Avoiding Foreclosure During Rough Economic Times

Avoiding foreclosure requires timely, effective action on your part. In tough economic times, you do have options.

You're Not Alone

In tough economic times, foreclosure rates go up. In fact, they are a leading indicator of approaching hard times. Just as foreclosures increase in hard times, so does unemployment. Job loss could have left you unable to pay your home mortgage. Additionally, a tough economy is usually accompanied by a soft housing market making it harder to sell your home.

Whatever the reason for economic hardship, many people are in the same shape. 

Don't Ignore the Problem

Many borrowers react to impending foreclosure by avoiding the issue. If you are unable to pay your monthly house payments and have fallen behind, your lender will be contacting you. It is easy to not open the letters and not to face the problem. However, that's the exact thing not to do. 

Contact Your Lender

Avoiding foreclosure starts before it is a real threat.
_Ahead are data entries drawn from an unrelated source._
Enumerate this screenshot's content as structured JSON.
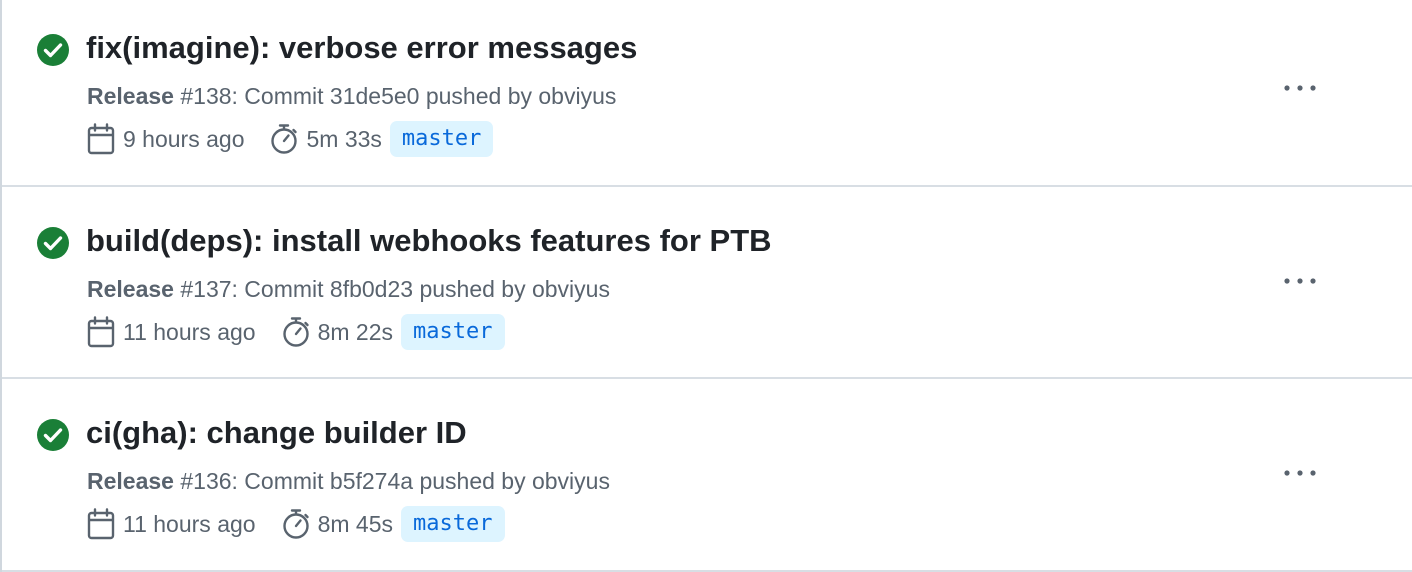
{
  "colors": {
    "success": "#1a7f37",
    "branch_bg": "#ddf4ff",
    "branch_fg": "#0969da",
    "muted": "#59636e",
    "text": "#1f2328"
  },
  "runs": [
    {
      "status_icon": "check-circle-fill-icon",
      "title": "fix(imagine): verbose error messages",
      "workflow": "Release",
      "run_info": " #138: Commit 31de5e0 pushed by obviyus",
      "time_ago": "9 hours ago",
      "duration": "5m 33s",
      "branch": "master",
      "more_icon": "kebab-horizontal-icon"
    },
    {
      "status_icon": "check-circle-fill-icon",
      "title": "build(deps): install webhooks features for PTB",
      "workflow": "Release",
      "run_info": " #137: Commit 8fb0d23 pushed by obviyus",
      "time_ago": "11 hours ago",
      "duration": "8m 22s",
      "branch": "master",
      "more_icon": "kebab-horizontal-icon"
    },
    {
      "status_icon": "check-circle-fill-icon",
      "title": "ci(gha): change builder ID",
      "workflow": "Release",
      "run_info": " #136: Commit b5f274a pushed by obviyus",
      "time_ago": "11 hours ago",
      "duration": "8m 45s",
      "branch": "master",
      "more_icon": "kebab-horizontal-icon"
    }
  ]
}
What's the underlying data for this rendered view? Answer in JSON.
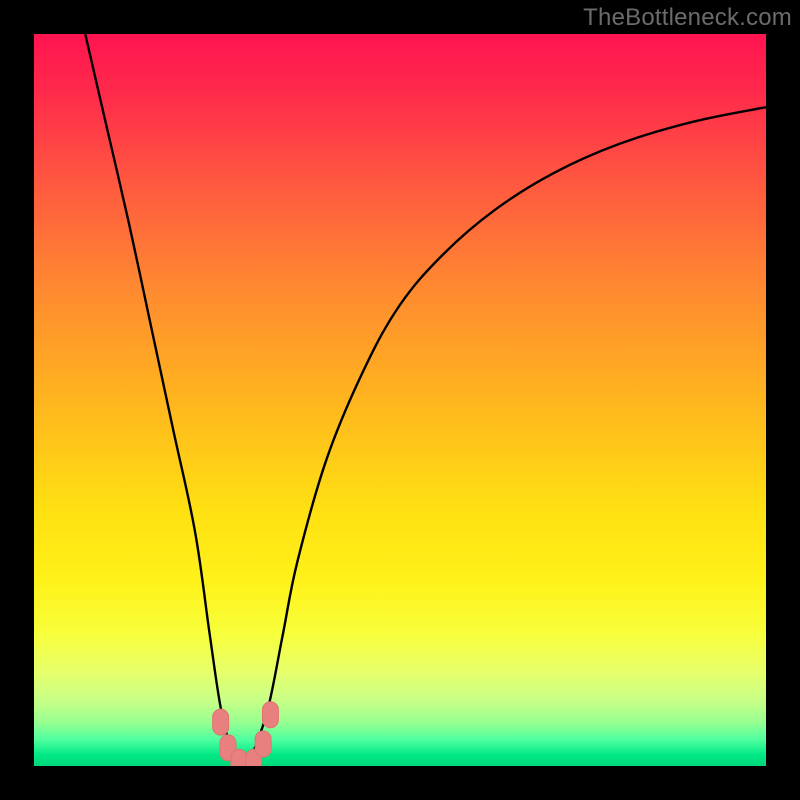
{
  "watermark": "TheBottleneck.com",
  "colors": {
    "frame": "#000000",
    "curve": "#000000",
    "marker_fill": "#e98080",
    "marker_stroke": "#e17272",
    "gradient_stops": [
      {
        "offset": 0.0,
        "color": "#ff1450"
      },
      {
        "offset": 0.08,
        "color": "#ff2a4b"
      },
      {
        "offset": 0.2,
        "color": "#ff5740"
      },
      {
        "offset": 0.35,
        "color": "#ff8a30"
      },
      {
        "offset": 0.5,
        "color": "#ffb51e"
      },
      {
        "offset": 0.65,
        "color": "#ffe012"
      },
      {
        "offset": 0.75,
        "color": "#fff21a"
      },
      {
        "offset": 0.82,
        "color": "#f7ff3c"
      },
      {
        "offset": 0.87,
        "color": "#e8ff6a"
      },
      {
        "offset": 0.91,
        "color": "#c8ff86"
      },
      {
        "offset": 0.94,
        "color": "#98ff90"
      },
      {
        "offset": 0.965,
        "color": "#4cffa0"
      },
      {
        "offset": 0.985,
        "color": "#00e884"
      },
      {
        "offset": 1.0,
        "color": "#00d878"
      }
    ]
  },
  "chart_data": {
    "type": "line",
    "title": "",
    "xlabel": "",
    "ylabel": "",
    "xlim": [
      0,
      100
    ],
    "ylim": [
      0,
      100
    ],
    "grid": false,
    "series": [
      {
        "name": "bottleneck-curve",
        "x": [
          7,
          10,
          13,
          16,
          19,
          22,
          24,
          25.5,
          27,
          28,
          29,
          30,
          32,
          34,
          36,
          40,
          45,
          50,
          56,
          63,
          71,
          80,
          90,
          100
        ],
        "y": [
          100,
          87,
          74,
          60,
          46,
          32,
          18,
          8,
          2,
          0,
          0,
          2,
          8,
          18,
          28,
          42,
          54,
          63,
          70,
          76,
          81,
          85,
          88,
          90
        ]
      }
    ],
    "markers": {
      "name": "highlight-points",
      "points": [
        {
          "x": 25.5,
          "y": 6
        },
        {
          "x": 26.5,
          "y": 2.5
        },
        {
          "x": 28,
          "y": 0.5
        },
        {
          "x": 30,
          "y": 0.5
        },
        {
          "x": 31.3,
          "y": 3
        },
        {
          "x": 32.3,
          "y": 7
        }
      ]
    }
  }
}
As stated above, many borrowers ignore the problem until it is a crisis. Lenders say do the opposite. If you're financial position changes, if you can look ahead and see the likelihood growing that you will not be able to pay your loan, contact your lender. It's important to know the lender does not want you in default. Foreclosure is a costly process, and the lender ends up with an asset he doesn't want. Lenders want you in the home paying them. They may offer refinancing or negotiate on loan terms to make your payment affordable.

Contact HUD

In hard times, the government typically boosts the number of programs for counseling and help for homeowners. Again, many people are in your position. The federal Department of Housing and Urban Development is a clearinghouse for these assistance programs. Depending on the severity of the housing market downturn, help may range from counseling to loan bailout.

You Have Options

Don't feel that avoiding foreclosure is impossible. No matter what your particular financial circumstances are, you have options.

  • Refinancing. When you refinance, you take out a new loan that pays off your old loan. In hard economic times, interest rates are usually lower and lenders are hungry for borrowers. A lower rate or a longer payout period could lower monthly payments so that they are affordable.

  • Equity Loan. If you have equity in your home and your financial distress is short-term, your lender may give you a home equity loan to cover mortgage payments until your finances are repaired.

  • Selling. Avoiding foreclosure may be as simple as putting your home on the market. 

  • Giving the house back. Your lender may be willing to take the home back in exchange for forgiving the loan. This is an extreme step, but you are avoiding foreclosure. If your home is worth less than the amount you owe, you could end up with a small note to pay off.

  • Bankruptcy. This should be your last option. It affects your ability to borrow for years and still might not solve all your financial problems.